The view is also logically inconsistent with the remainder of the narrative. God having commanded man not to eat the fruit of a specific tree presupposes man's ability to morally discern the difference between obeying or disobeying God's command. But if man had not this moral discernment prior to eating of the tree, what good was the command in the first place?

3. "'Knowledge of good and evil' means sexual knowledge (e.g., Weinfield)."4

There is no hint in the passage here that sexuality is in focus, nor that sexual knowledge is reserved for God alone and not for man.

4.  "'Knowledge of good and evil' means omniscience (von Rad; cf. Wallace, Eden Narrative, 128.")5

The remainder of the narrative makes it clear that though man did eat the fruit from the tree, he did not gain omniscience in any sense of the word, "merely shame and a recognition of their nakedness."

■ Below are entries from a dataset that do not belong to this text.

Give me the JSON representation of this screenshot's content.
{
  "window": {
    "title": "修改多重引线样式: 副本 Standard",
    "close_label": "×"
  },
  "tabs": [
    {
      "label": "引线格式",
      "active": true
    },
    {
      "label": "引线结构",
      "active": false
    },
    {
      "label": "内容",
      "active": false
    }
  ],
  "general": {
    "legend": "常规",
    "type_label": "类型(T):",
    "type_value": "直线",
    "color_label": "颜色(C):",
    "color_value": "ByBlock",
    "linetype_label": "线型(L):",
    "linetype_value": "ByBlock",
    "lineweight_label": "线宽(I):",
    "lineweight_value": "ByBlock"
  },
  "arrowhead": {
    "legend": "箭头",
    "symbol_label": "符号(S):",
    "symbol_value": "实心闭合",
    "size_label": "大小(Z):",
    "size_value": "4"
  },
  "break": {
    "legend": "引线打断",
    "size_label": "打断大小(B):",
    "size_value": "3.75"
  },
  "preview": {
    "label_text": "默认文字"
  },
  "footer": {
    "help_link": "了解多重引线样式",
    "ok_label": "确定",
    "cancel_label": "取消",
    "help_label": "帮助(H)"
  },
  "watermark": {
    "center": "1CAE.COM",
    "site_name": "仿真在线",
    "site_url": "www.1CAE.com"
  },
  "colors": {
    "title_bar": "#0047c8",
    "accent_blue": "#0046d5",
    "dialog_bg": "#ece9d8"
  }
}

5.  "'Knowledge of good and evil' is wisdom (Cassuto, Westermann, Vawter; cf. Clark)."6

Prima facie this view as unlikely as option two.  The wisdom literature in the Bible seems to make the acquisition of wisdom one of the highest goals of man (hence the category name "wisdom literature"), which would be contrary to this interpretation.  However, these same books differentiate between the wisdom of God and the wisdom of man.  "To pursue [moral wisdom] without reference to revelation is to assert human autonomy, and to neglect the fear of the Lord which is the beginning of knowledge (Prov 1:7)" It is therefore not wisdom pertaining to evil, per se, that is wrong here, but the pride in thinking that man can gain this wisdom on his own.  Adam and Eve sought out wisdom of good in evil in a way that was contrary to what God had revealed to them.

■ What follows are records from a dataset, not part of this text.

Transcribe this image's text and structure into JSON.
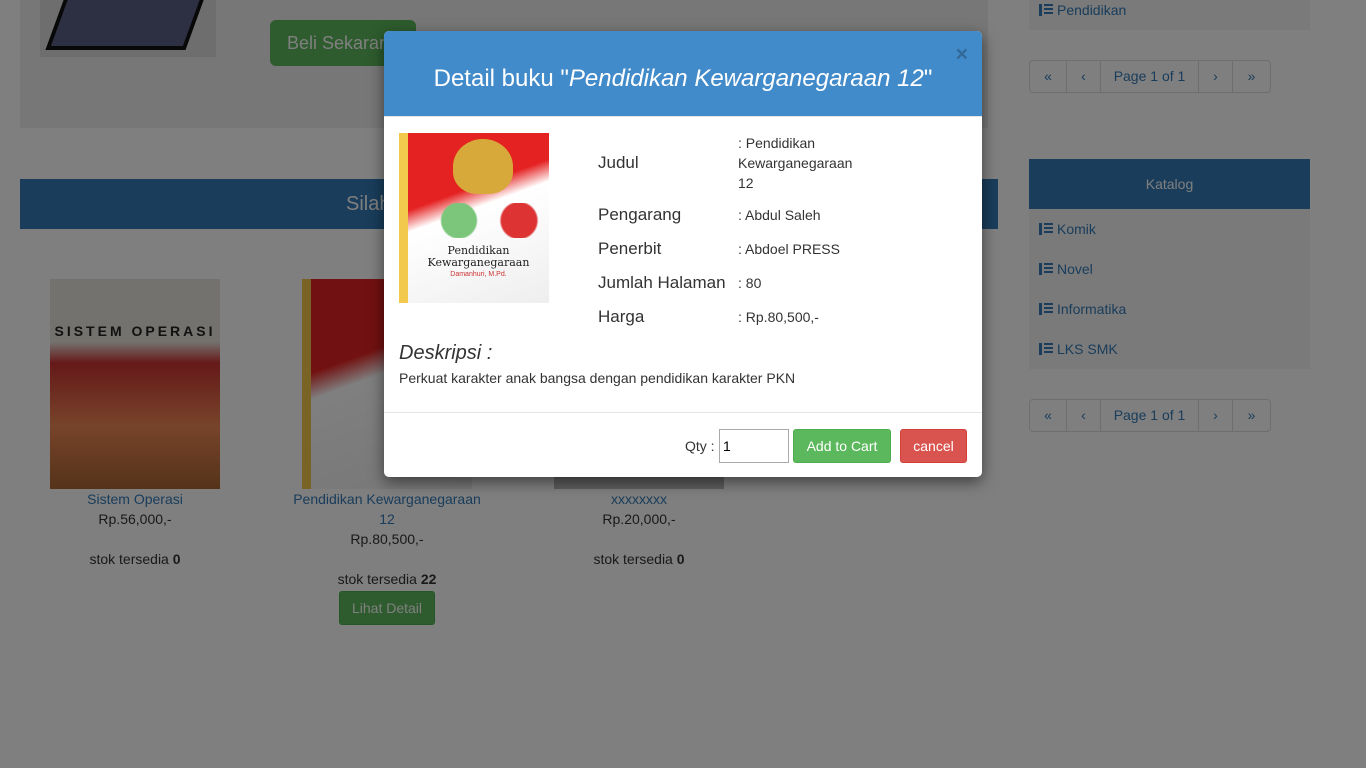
{
  "hero": {
    "buy_label": "Beli Sekarang"
  },
  "section_bar": {
    "title": "Silah"
  },
  "products": [
    {
      "title": "Sistem Operasi",
      "price": "Rp.56,000,-",
      "stock_label": "stok tersedia",
      "stock": "0",
      "cover_text": "SISTEM OPERASI"
    },
    {
      "title": "Pendidikan Kewarganegaraan 12",
      "price": "Rp.80,500,-",
      "stock_label": "stok tersedia",
      "stock": "22",
      "detail_label": "Lihat Detail"
    },
    {
      "title": "xxxxxxxx",
      "price": "Rp.20,000,-",
      "stock_label": "stok tersedia",
      "stock": "0"
    }
  ],
  "sidebar": {
    "top_item": "Pendidikan",
    "pager": {
      "first": "«",
      "prev": "‹",
      "page": "Page 1 of 1",
      "next": "›",
      "last": "»"
    },
    "katalog_title": "Katalog",
    "katalog_items": [
      "Komik",
      "Novel",
      "Informatika",
      "LKS SMK"
    ]
  },
  "modal": {
    "title_prefix": "Detail buku \"",
    "title_book": "Pendidikan Kewarganegaraan 12",
    "title_suffix": "\"",
    "close": "×",
    "cover": {
      "title": "Pendidikan Kewarganegaraan",
      "author": "Damanhuri, M.Pd."
    },
    "fields": [
      {
        "label": "Judul",
        "value": ": Pendidikan Kewarganegaraan 12"
      },
      {
        "label": "Pengarang",
        "value": ": Abdul Saleh"
      },
      {
        "label": "Penerbit",
        "value": ": Abdoel PRESS"
      },
      {
        "label": "Jumlah Halaman",
        "value": ": 80"
      },
      {
        "label": "Harga",
        "value": ": Rp.80,500,-"
      }
    ],
    "desc_heading": "Deskripsi :",
    "description": "Perkuat karakter anak bangsa dengan pendidikan karakter PKN",
    "qty_label": "Qty :",
    "qty_value": "1",
    "add_label": "Add to Cart",
    "cancel_label": "cancel"
  },
  "colors": {
    "primary": "#337ab7",
    "modal_header": "#428bca",
    "success": "#5cb85c",
    "danger": "#d9534f"
  }
}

The preceding represents what Wenham believes about the meaning of "good and evil" in Genesis 2, so I thought I would add a short bit about my own understanding of the passage.  Of the five views listed above, the fifth definitely seems the most likely.  View number two was one that I always accepted growing up, but realized to be obviously false upon further thought.  Adam and Eve must have had at least an elementary understanding of right and wrong prior to their disobeying God, or else the command would not have made sense to them to begin with.  View number one is slightly plausible, but seems to be missing the point.  As Wenham pointed out (in different words), if there is something metaphysically significant about the Tree of Life, in that it actually gives the consumer eternal life, then there must also be something metaphysically significant about the Tree of Knowledge of Good and Evil.  This means that the tree must actually have given Adam and Eve knowledge of good and evil in some way beyond a symbolic representation of their actions.  Views three and four were ideas that I had never considered, but seem fairly ridiculous.  While I would be open to hearing arguments in their favor, there does not seem to be anything in the text to support these views.

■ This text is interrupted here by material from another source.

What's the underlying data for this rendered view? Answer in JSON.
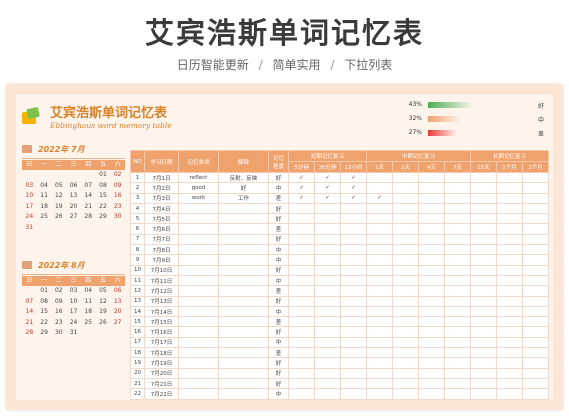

As mentioned, I find the fifth view to be correct, but propose the following clarification/nuance.  In opposition to the second view which advocates understanding the phrase as a sort of propositional knowledge, I think that the correct interpretation is a view of experiential understanding.  For a couple who had never sinned prior to eating from this tree, the act of rebelling against God's authority had to have drastic spiritual and emotional consequences.  The tree is not just a description of man's choosing good or evil, but actually gives man an experiential knowledge of good and evil in a very significant way.


1.  Wenham, 1987
2. Ibid.
3. Ibid.
4. Ibid.
5. Ibid.
6. Ibid.
Next Post Newer Post Previous Post Older Post Home


  1. Yeah I'd(unno) go with five as well ;)

    And I've heard Don Carson propose that the knowledge was experiential, which also makes sense. If you'd like to listen to a lecture by him here's the link

  2. Woops, just realized I forgot to respond to this (a mistake if I want people to interact on here more often)...


    I'll give the lecture a listen when I get a chance and let you know what I think.